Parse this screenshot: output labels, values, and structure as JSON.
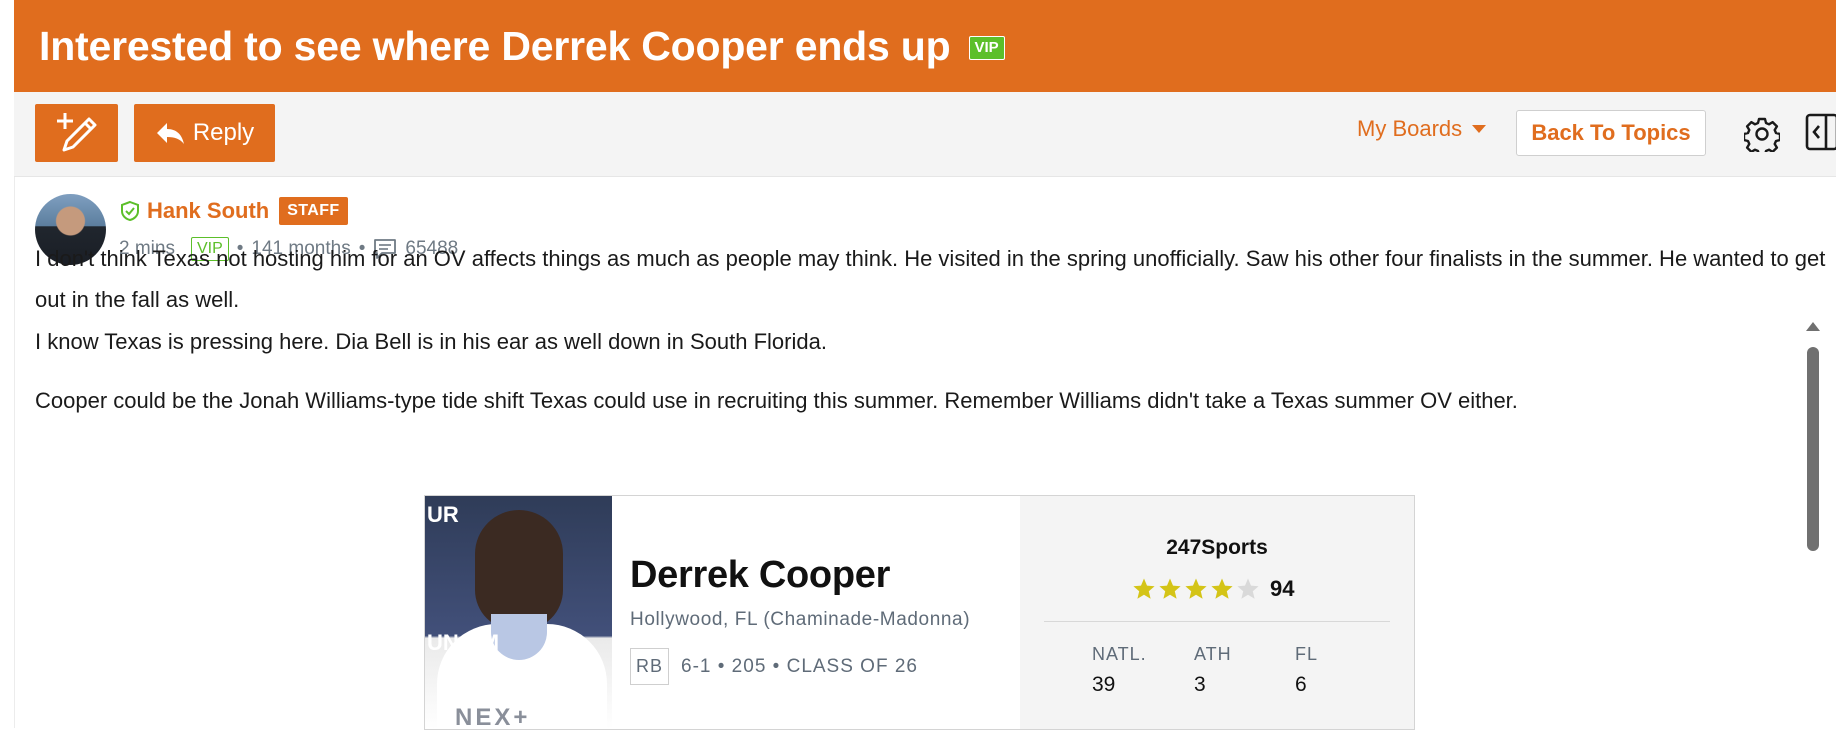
{
  "topic": {
    "title": "Interested to see where Derrek Cooper ends up",
    "vip_label": "VIP"
  },
  "toolbar": {
    "reply_label": "Reply",
    "my_boards_label": "My Boards",
    "back_label": "Back To Topics"
  },
  "post": {
    "author": "Hank South",
    "staff_label": "STAFF",
    "time_ago": "2 mins",
    "vip_label": "VIP",
    "tenure": "141 months",
    "post_count": "65488",
    "paragraphs": [
      "I don't think Texas not hosting him for an OV affects things as much as people may think. He visited in the spring unofficially. Saw his other four finalists in the summer. He wanted to get out in the fall as well.",
      "I know Texas is pressing here. Dia Bell is in his ear as well down in South Florida.",
      "Cooper could be the Jonah Williams-type tide shift Texas could use in recruiting this summer. Remember Williams didn't take a Texas summer OV either."
    ]
  },
  "recruit_card": {
    "name": "Derrek Cooper",
    "school": "Hollywood, FL (Chaminade-Madonna)",
    "position": "RB",
    "details": "6-1 • 205 • CLASS OF 26",
    "photo_text": {
      "top": "UR",
      "middle": "UN    RM",
      "bottom": "NEX+"
    },
    "service": "247Sports",
    "stars": 4,
    "max_stars": 5,
    "score": "94",
    "ranks": [
      {
        "label": "NATL.",
        "value": "39"
      },
      {
        "label": "ATH",
        "value": "3"
      },
      {
        "label": "FL",
        "value": "6"
      }
    ]
  },
  "colors": {
    "brand": "#e06d1e",
    "vip_green": "#5cbf2a",
    "star_gold": "#d4c417",
    "star_empty": "#d9d9d9"
  },
  "icons": [
    "new-topic-pencil-icon",
    "reply-arrow-icon",
    "caret-down-icon",
    "gear-icon",
    "collapse-panel-icon",
    "verified-shield-icon",
    "comment-icon",
    "star-icon"
  ]
}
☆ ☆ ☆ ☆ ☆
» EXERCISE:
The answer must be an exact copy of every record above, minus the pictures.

» WRITTEN ANSWER:
Parse this screenshot: output labels, values, and structure as JSON.
{
  "topic": {
    "title": "Interested to see where Derrek Cooper ends up",
    "vip_label": "VIP"
  },
  "toolbar": {
    "reply_label": "Reply",
    "my_boards_label": "My Boards",
    "back_label": "Back To Topics"
  },
  "post": {
    "author": "Hank South",
    "staff_label": "STAFF",
    "time_ago": "2 mins",
    "vip_label": "VIP",
    "tenure": "141 months",
    "post_count": "65488",
    "paragraphs": [
      "I don't think Texas not hosting him for an OV affects things as much as people may think. He visited in the spring unofficially. Saw his other four finalists in the summer. He wanted to get out in the fall as well.",
      "I know Texas is pressing here. Dia Bell is in his ear as well down in South Florida.",
      "Cooper could be the Jonah Williams-type tide shift Texas could use in recruiting this summer. Remember Williams didn't take a Texas summer OV either."
    ]
  },
  "recruit_card": {
    "name": "Derrek Cooper",
    "school": "Hollywood, FL (Chaminade-Madonna)",
    "position": "RB",
    "details": "6-1 • 205 • CLASS OF 26",
    "photo_text": {
      "top": "UR",
      "middle": "UN    RM",
      "bottom": "NEX+"
    },
    "service": "247Sports",
    "stars": 4,
    "max_stars": 5,
    "score": "94",
    "ranks": [
      {
        "label": "NATL.",
        "value": "39"
      },
      {
        "label": "ATH",
        "value": "3"
      },
      {
        "label": "FL",
        "value": "6"
      }
    ]
  },
  "colors": {
    "brand": "#e06d1e",
    "vip_green": "#5cbf2a",
    "star_gold": "#d4c417",
    "star_empty": "#d9d9d9"
  },
  "icons": [
    "new-topic-pencil-icon",
    "reply-arrow-icon",
    "caret-down-icon",
    "gear-icon",
    "collapse-panel-icon",
    "verified-shield-icon",
    "comment-icon",
    "star-icon"
  ]
}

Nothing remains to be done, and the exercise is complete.